It could be worth contributing to a 529 if you want a way to build up an education savings account to help pay for college. Even if it results in a reduction in student aid to a student, money from a 529 can be worth it, especially if it reduces the need for student loans.

How do you maximize 529 savings?

You can aim to maximize the money in your 529 savings by choosing investments that are appropriate for your time horizon and risk tolerance. Additionally, if you want to be able to put more into an account, you can take advantage of the five-year rule for 529 plans, putting up to $75,000 in at once.

What’s the average rate of return on a 529 plan?

The average rate of return for a 529 plan account depends on the investments you choose. Many plans offer a variety of mutual funds and ETFs. If you use stock funds or ETFs, you’re likely to increase your chances of earning a higher rate of return than if you use bond funds or ETFs.

Bottom line

Using a 529 plan can help you save for your child’s college a little bit at a time. As the investments earn money over time, it’s possible to withdraw the earnings without paying taxes on them — as long as the money is used for qualified expenses. With the help of a 529, you can potentially reduce the need for student loans and other types of financial aid.

If you’re hoping to open a 529, you can consider opening an account with Wealthfront, which is one of the only robo-advisors that offers a 529. You can read our Wealthfront review for more information.

Author Details

Miranda Marquit
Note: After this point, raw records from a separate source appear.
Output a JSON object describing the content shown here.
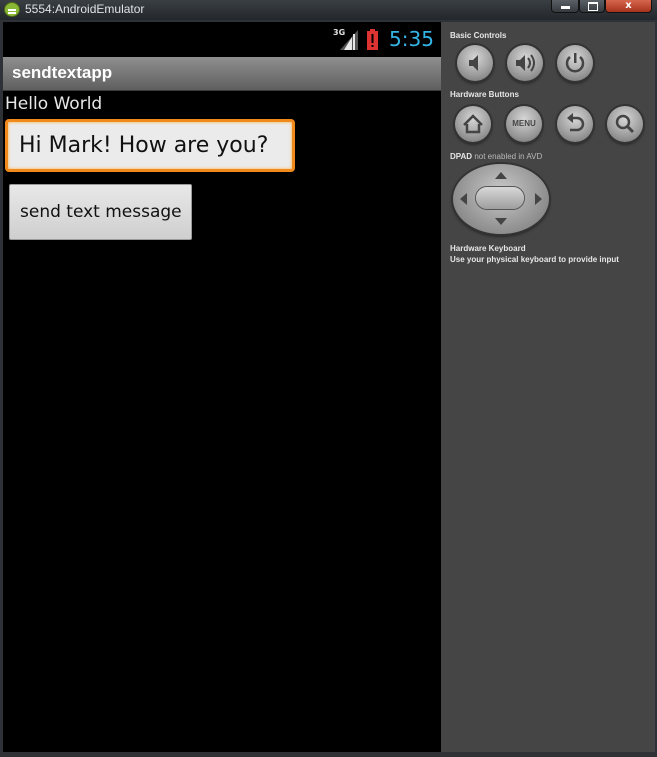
{
  "window": {
    "title": "5554:AndroidEmulator",
    "minimize_label": "",
    "maximize_label": "",
    "close_label": "x"
  },
  "status_bar": {
    "network": "3G",
    "time": "5:35"
  },
  "app": {
    "title": "sendtextapp",
    "hello_text": "Hello World",
    "message_value": "Hi Mark! How are you?",
    "send_button_label": "send text message"
  },
  "controls": {
    "basic_title": "Basic Controls",
    "hardware_buttons_title": "Hardware Buttons",
    "menu_label": "MENU",
    "dpad_title": "DPAD",
    "dpad_note": "not enabled in AVD",
    "keyboard_title": "Hardware Keyboard",
    "keyboard_desc": "Use your physical keyboard to provide input"
  },
  "colors": {
    "accent_clock": "#33b5e5",
    "focus_border": "#f18a1c",
    "panel_bg": "#454545"
  }
}
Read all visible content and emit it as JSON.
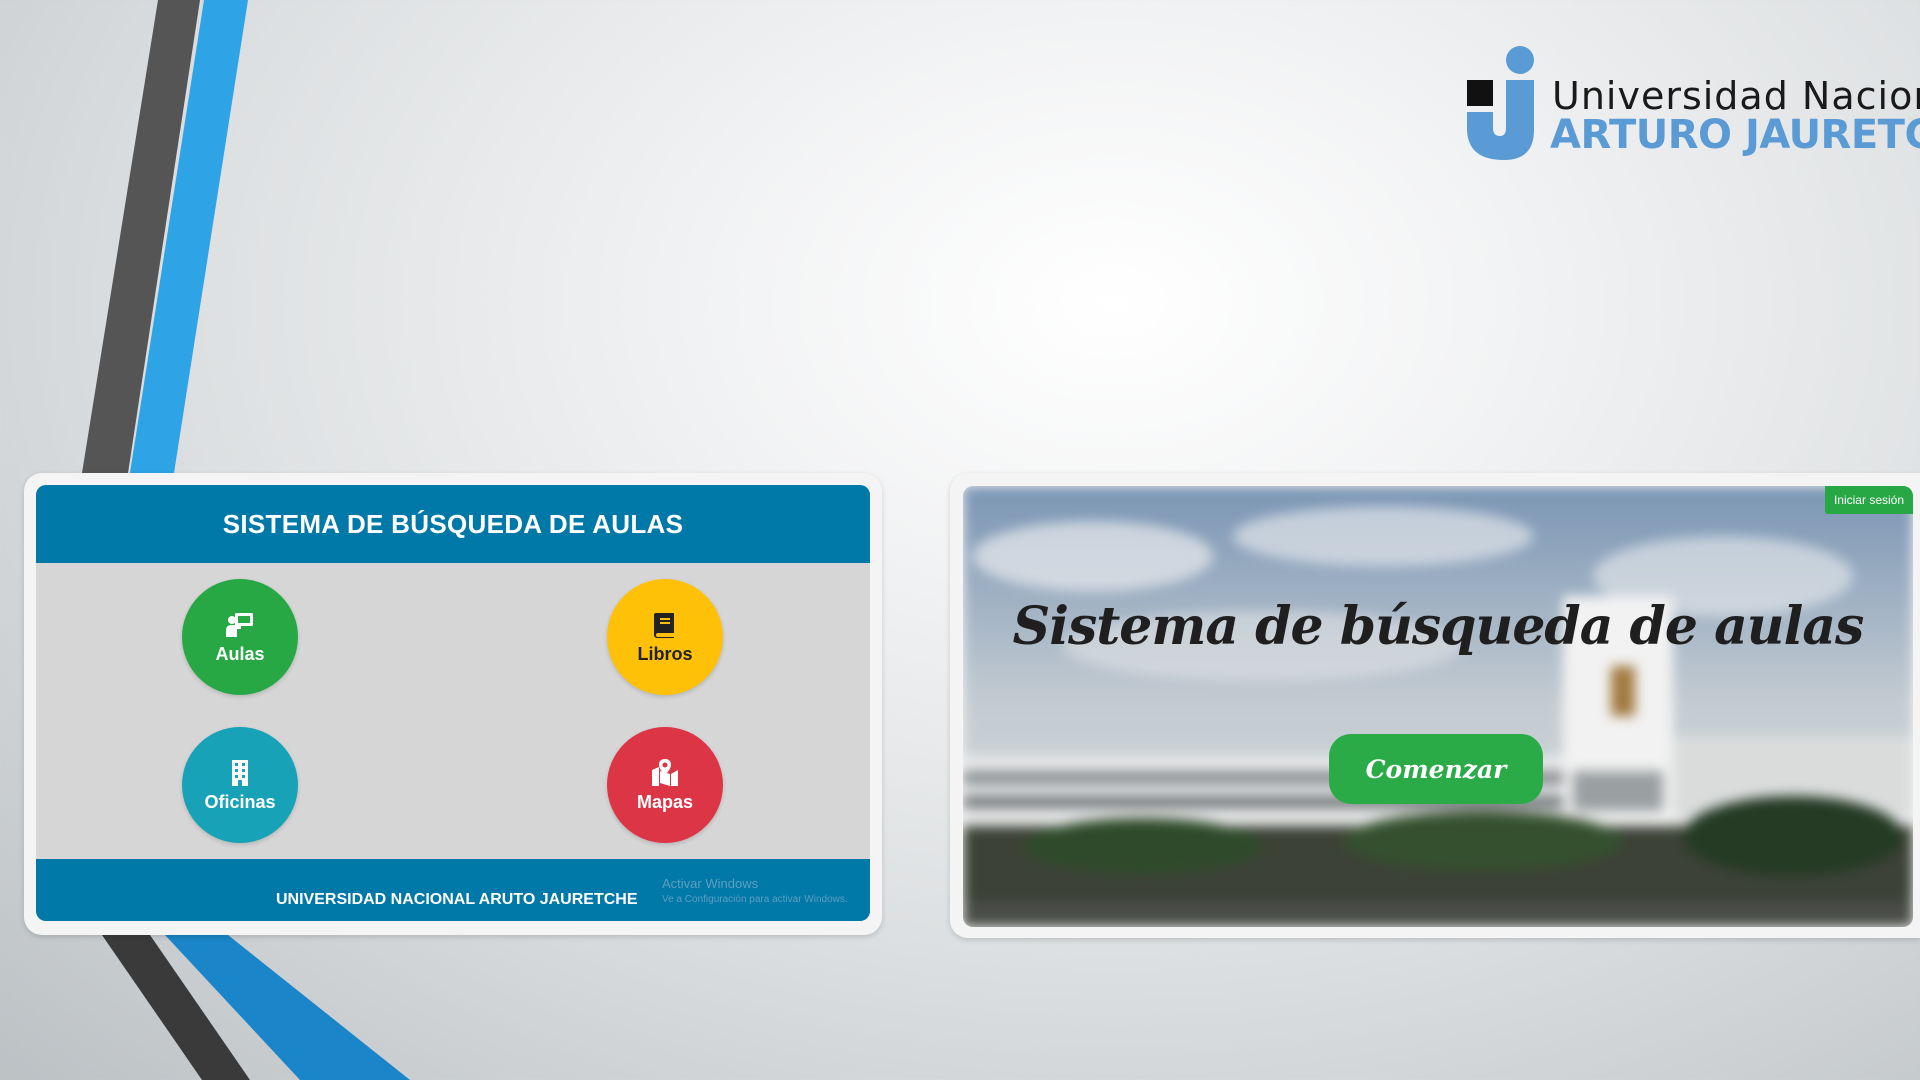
{
  "logo": {
    "line1": "Universidad Nacional",
    "line2": "ARTURO JAURETCHE",
    "colors": {
      "blue": "#5b9bd5",
      "black": "#111111"
    }
  },
  "left_screenshot": {
    "header_title": "SISTEMA DE BÚSQUEDA DE AULAS",
    "tiles": [
      {
        "label": "Aulas",
        "icon": "chalkboard-teacher-icon",
        "color": "#27a844"
      },
      {
        "label": "Libros",
        "icon": "book-icon",
        "color": "#ffc107"
      },
      {
        "label": "Oficinas",
        "icon": "building-icon",
        "color": "#17a2b8"
      },
      {
        "label": "Mapas",
        "icon": "map-marked-icon",
        "color": "#dc3545"
      }
    ],
    "footer_text": "UNIVERSIDAD NACIONAL ARUTO JAURETCHE",
    "activate_windows": "Activar Windows",
    "activate_windows_sub": "Ve a Configuración para activar Windows.",
    "accent_color": "#0078a8"
  },
  "right_screenshot": {
    "login_button": "Iniciar sesión",
    "hero_title": "Sistema de búsqueda de aulas",
    "start_button": "Comenzar",
    "accent_color": "#2bab48"
  }
}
Miranda Marquit has covered personal finance for more than a decade and is a nationally-recognized financial expert and journalist, appearing on CNBC, NPR, Forbes, Yahoo! Finance, FOX Business, and numerous other outlets.